After you’ve visited Pickens’ marquee destinations—Hagood Mill, Table Rock State Park and the Doodle Trail—spend some time visiting some of its lesser-known, but itinerary-worthy attractions.
Here is a sampling of spots not to miss:
Table Rock Tea Company – One of less than a dozen tea farms in the Southeast, this husband and wife operation produces premium, small-batch tea grown in the Cherokee Foothills at the base of Table Rock Mountain. Tours of their 17-acre plantation and processing facility are offered Thursday through Sunday. And, of course, you can purchase their tea at the farm as well as online. Varieties include WinterLeaf Cold-Harvest Green Tea, Marathon Single-source Kenyan Black Tea and Bear Claw Dark Oolong Tea.
South Carolina Petroglyph Site – With the accidental discovery of centuries-old petroglyphs at the old Hagood Mill in Pickens, visitors now have convenient access to this ancient rock art generally found in the remote and rugged wilderness of the Blue Ridge Escarpment. The center was built over the sloping granite rock where 32 carvings—18 of them human figures—were discovered below a historic dirt road. An automated light show in the climate-controlled viewing room provides details on some of the most interesting of the Native American carvings.
You Drive Me Glazy – This fun downtown shop offers custom mini gourmet donuts along with ice cream cups, cones and floats—or go big with a donut sundae!
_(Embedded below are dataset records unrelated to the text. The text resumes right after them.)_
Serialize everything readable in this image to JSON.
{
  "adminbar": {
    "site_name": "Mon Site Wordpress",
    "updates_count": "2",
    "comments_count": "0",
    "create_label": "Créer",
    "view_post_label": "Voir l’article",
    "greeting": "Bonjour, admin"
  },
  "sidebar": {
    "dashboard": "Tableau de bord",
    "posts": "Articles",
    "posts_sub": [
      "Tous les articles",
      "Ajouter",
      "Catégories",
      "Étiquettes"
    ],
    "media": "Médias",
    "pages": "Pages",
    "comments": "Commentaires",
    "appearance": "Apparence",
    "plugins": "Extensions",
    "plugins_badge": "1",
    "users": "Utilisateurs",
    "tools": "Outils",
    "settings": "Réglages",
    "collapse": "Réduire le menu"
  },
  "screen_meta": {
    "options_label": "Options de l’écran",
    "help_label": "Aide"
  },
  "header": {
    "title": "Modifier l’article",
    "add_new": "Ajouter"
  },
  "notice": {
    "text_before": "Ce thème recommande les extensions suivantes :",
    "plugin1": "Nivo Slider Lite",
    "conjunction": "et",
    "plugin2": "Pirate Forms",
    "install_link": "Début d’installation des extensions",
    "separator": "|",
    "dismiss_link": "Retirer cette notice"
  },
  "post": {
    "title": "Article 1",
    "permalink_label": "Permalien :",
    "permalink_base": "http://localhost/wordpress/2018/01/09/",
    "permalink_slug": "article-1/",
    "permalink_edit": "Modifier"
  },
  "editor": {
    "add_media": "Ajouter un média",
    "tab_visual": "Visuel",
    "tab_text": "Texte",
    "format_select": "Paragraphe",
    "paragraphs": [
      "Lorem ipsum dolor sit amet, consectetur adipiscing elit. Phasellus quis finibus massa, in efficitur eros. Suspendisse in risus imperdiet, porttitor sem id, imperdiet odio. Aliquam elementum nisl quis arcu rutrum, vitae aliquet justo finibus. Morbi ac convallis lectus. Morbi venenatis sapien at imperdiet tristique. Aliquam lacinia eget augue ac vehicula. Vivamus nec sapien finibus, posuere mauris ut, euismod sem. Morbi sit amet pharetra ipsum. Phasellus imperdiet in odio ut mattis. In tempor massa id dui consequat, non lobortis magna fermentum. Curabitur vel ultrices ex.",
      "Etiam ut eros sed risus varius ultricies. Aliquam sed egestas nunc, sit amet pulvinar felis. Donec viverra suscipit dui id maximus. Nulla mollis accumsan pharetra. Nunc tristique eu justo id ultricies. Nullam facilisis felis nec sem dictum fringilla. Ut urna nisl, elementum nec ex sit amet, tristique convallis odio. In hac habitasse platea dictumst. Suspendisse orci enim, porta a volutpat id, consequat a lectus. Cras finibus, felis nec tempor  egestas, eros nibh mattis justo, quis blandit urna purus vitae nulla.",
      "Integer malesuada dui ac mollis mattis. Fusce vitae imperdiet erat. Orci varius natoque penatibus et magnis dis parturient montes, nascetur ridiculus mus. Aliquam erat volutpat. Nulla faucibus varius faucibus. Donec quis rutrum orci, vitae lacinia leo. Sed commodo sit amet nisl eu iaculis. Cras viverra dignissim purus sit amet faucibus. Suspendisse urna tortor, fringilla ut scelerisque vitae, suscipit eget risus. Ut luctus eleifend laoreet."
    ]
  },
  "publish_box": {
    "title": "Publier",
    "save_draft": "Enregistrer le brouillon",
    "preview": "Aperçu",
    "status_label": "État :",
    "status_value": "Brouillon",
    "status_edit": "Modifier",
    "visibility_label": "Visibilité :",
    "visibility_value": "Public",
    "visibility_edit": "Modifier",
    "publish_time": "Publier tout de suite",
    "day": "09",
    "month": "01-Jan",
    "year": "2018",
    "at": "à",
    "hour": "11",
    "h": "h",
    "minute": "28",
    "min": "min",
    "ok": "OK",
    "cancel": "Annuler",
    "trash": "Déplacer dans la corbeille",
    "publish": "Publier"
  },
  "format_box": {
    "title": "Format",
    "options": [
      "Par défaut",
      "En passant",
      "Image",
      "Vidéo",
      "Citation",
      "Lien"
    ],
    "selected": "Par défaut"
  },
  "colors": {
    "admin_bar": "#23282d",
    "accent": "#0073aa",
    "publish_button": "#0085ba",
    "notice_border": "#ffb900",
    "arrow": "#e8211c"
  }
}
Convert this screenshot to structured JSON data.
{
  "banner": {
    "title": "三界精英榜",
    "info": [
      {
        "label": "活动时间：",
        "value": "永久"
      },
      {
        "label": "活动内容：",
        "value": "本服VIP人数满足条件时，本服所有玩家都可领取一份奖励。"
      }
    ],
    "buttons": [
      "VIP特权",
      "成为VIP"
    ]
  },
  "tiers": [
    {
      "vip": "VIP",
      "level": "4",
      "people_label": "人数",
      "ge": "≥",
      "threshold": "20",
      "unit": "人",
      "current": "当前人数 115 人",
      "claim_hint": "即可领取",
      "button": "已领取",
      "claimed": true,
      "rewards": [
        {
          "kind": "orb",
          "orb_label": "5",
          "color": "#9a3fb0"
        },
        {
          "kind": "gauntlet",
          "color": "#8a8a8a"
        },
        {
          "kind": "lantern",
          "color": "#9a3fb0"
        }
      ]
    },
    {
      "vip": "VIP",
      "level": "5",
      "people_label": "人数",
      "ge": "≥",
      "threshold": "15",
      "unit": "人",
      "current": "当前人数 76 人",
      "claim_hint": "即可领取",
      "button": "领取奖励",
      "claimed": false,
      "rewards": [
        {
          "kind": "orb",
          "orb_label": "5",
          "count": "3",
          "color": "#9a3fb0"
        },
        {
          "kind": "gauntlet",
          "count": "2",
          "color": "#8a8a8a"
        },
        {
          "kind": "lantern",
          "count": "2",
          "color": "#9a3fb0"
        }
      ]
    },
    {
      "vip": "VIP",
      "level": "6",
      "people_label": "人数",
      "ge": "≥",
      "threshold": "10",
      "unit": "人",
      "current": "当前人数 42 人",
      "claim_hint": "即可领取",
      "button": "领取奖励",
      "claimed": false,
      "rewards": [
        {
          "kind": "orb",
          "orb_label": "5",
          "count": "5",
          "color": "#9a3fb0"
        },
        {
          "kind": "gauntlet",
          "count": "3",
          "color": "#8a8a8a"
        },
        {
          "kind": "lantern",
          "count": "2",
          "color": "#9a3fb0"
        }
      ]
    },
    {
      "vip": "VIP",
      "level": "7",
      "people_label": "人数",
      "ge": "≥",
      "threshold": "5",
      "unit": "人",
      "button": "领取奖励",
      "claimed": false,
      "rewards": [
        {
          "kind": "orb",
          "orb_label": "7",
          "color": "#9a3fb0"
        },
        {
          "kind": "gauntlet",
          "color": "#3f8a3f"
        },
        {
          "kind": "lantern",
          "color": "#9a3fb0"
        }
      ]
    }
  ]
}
Create your donut in three easy steps—pick your glaze, pick your topping and pick your drizzle, and voila! You have instant happiness. But it’s not as simple as it sounds. With six types of glazes, 19 toppings and eight drizzle choices, you’ll have a tough time deciding what makes the perfect donut.
The Table Rock Lodge – With so much to do at Table Rock State Park, it’s easy to miss one of its most beautiful amenities. The Depression-era log building, now known as the Gaines Lodge in tribute to former park system director Phil Gaines, was built in 1938 by the Civilian Conservation Corps and lovingly restored in 2005. Typical of the “parkitecture” style developed by the National Park Service, it was constructed with local timber and stone, complementing the natural surroundings. The exterior features natural logs with chinking and stone chimneys; interior elements include hand-hewn beams and heart of pine floors. But it’s the patio and second-floor balcony at the back of the house that gets all the attention with its breathtaking view of Table Rock Mountain.